Breaking News
Translate

Re: Law against abandoned pregnancy

Many readers of this page commend Governor Fashola and his team for the bold and worthy step of recognizing this issue as a great problem in our society, and legislating in a way that could bring some relief to the pregnant woman who finds herself abandoned by her partner in the act. However, some believe that there could be some hiccups in the serious implementation of this law.

Read More

I saw death but God didn’t allow me to die – Paulina, woman bathed with acid by ex-lover

THIRTY-EIGHT year-old Ms. Paulina Oghenemere, an indigene of Kokori in Ethiope –East Local Government Area of Delta State, fasted and prayed on August 27, 2010, to cast away the demon tormenting her life. Yet, it was the devil in her green-eyed lover, a father of four, simply identified as Mr. Difference, that knocked on her door at 5 a.m. the next day, and since that ill-fated Thursday when he poured a substance, believed to be concentrated hydrochloric acid, on her face, Paulina’s life has never remained the same.

Read More

CAN president to Sharia Council on Islamic banking: Keep your war drums

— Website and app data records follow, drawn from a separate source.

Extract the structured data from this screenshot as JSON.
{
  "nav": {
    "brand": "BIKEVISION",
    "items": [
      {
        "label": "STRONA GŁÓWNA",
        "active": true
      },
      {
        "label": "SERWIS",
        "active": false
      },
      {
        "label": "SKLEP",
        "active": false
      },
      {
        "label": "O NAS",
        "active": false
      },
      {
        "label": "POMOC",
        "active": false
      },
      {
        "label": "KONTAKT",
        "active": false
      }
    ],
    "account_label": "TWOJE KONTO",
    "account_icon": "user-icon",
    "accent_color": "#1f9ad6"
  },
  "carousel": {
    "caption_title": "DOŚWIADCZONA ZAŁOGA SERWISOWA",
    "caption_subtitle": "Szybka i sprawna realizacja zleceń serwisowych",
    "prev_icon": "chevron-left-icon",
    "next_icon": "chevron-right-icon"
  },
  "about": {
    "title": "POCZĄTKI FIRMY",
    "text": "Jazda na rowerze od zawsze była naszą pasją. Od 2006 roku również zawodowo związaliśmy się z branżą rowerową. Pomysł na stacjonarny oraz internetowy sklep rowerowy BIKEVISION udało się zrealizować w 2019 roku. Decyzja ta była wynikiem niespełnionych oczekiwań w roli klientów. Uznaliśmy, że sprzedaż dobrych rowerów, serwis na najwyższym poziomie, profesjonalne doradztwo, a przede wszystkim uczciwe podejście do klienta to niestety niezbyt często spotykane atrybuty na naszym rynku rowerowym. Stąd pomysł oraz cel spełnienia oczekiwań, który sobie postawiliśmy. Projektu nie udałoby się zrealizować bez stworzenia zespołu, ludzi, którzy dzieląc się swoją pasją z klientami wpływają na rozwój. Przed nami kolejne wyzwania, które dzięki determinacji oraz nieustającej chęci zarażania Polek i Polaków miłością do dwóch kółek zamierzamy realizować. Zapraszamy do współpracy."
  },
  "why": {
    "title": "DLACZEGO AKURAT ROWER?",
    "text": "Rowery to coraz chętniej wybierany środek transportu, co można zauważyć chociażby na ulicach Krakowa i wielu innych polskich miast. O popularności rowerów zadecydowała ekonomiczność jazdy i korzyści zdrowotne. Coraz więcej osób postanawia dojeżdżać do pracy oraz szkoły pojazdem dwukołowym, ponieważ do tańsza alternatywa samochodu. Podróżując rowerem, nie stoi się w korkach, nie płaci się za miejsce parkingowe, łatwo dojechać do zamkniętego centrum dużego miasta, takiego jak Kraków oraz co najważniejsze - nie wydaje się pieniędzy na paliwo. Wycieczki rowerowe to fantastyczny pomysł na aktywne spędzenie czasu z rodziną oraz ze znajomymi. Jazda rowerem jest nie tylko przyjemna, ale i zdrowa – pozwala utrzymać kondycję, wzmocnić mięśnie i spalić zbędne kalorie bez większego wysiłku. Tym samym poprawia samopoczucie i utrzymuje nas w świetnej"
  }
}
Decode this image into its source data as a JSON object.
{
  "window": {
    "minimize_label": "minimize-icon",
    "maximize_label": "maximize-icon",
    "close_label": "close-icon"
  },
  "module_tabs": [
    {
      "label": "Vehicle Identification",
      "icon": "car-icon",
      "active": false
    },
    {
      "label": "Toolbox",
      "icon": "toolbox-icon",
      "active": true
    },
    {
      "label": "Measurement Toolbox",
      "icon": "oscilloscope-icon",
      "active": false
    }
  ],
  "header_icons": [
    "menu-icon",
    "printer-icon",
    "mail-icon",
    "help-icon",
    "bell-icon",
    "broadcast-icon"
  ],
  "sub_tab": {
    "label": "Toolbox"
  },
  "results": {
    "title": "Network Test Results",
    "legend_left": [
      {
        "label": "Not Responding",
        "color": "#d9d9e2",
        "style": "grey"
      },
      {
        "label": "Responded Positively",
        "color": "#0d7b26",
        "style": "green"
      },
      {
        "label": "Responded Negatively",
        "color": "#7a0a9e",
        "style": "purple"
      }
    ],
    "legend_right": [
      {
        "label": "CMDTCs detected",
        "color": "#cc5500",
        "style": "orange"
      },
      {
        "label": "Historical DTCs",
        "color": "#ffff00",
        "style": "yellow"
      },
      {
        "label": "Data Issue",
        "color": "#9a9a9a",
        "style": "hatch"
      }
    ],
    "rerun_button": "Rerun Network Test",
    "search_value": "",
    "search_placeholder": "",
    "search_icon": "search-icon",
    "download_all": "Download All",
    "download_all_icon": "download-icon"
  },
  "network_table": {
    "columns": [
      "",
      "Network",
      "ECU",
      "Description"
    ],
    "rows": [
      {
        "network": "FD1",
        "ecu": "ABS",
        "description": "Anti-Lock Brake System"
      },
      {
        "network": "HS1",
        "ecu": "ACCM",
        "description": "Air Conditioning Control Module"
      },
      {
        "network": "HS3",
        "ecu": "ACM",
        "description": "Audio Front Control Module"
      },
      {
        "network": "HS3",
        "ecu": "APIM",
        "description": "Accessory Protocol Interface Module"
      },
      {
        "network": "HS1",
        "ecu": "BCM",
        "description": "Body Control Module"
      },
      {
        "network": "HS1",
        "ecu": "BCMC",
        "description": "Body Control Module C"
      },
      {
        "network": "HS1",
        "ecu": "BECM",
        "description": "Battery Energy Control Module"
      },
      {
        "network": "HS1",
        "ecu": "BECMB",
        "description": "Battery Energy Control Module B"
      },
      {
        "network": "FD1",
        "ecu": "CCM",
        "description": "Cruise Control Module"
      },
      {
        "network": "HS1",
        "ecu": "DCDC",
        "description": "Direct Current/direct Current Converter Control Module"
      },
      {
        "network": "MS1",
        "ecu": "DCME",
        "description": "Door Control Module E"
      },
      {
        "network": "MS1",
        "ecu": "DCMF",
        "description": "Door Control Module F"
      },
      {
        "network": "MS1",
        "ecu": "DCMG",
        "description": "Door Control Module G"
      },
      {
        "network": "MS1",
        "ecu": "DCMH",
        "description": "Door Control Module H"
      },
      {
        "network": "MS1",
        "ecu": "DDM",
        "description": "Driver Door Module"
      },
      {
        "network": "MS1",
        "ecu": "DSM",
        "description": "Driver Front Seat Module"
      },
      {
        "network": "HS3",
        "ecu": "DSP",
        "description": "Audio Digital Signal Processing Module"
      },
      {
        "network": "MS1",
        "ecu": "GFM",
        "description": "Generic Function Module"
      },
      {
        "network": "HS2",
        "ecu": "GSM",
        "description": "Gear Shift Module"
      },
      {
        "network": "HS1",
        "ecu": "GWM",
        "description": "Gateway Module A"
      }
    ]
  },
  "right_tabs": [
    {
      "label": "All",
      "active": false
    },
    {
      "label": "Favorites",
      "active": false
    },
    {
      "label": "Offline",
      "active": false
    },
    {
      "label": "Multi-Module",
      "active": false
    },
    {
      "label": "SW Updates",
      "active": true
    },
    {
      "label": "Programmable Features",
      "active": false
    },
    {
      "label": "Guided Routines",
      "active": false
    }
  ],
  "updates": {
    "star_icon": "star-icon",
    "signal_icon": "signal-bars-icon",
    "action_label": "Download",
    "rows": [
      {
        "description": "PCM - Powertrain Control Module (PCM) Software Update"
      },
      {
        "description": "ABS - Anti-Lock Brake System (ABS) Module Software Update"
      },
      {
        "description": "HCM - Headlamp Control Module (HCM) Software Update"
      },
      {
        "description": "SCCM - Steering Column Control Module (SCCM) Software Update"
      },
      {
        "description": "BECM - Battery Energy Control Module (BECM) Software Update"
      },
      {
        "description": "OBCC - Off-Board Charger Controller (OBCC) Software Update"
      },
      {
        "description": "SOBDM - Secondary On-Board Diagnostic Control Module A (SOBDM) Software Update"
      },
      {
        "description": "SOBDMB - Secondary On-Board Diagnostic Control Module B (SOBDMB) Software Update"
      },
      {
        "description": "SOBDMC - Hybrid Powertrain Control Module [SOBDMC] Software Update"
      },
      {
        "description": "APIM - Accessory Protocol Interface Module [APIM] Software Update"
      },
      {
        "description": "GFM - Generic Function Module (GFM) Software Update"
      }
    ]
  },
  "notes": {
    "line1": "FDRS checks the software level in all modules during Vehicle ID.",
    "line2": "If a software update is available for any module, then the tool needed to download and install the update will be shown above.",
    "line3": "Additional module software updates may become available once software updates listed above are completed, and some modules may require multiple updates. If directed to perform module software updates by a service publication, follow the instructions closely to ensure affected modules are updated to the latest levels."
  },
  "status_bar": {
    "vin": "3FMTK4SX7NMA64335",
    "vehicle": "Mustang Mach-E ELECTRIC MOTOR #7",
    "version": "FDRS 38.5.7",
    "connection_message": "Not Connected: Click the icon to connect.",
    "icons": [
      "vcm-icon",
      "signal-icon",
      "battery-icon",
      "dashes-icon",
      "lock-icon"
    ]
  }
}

NATIONAL President of Christian Association of Nigeria (CAN), Pastor Ayo Oritsejafor, who recently returned to the country after two weeks spiritual retreat abroad, spoke to journalists at the Murtala Muhammed International Airport, Ikeja, Lagos, on Tuesday, on the state of the nation including the vexed issue of Islamic banking and the insecurity in the nation. The CAN president says members of the House of Representatives disappointed Nigerians on their position on Islamic banking.

Read More

Yaradua: We Still Need to Know

President Yaradua’s illness exposed the weakness of our democracy. Its management unnecessarily stressed the polity and exposed Nigeria to ridicule. The hide-and-seek about presidential illness encouraged international media to create the impression that Nigeria was North Korea or Nepal, kingdoms where the leader is the state.

Read More

Women need to be much more organized – Barr.Abiola Akiyode-Afolabi

We need to engage political parties and the government because generally there came the national gender policy declaring 35% affirmative action for women. But since then, nothing has happened. We also need to engage them (political parties and govt.) from the middle point of view; we need to sue them and do a whole lot of multifaceted things to bring out our voice.

Read More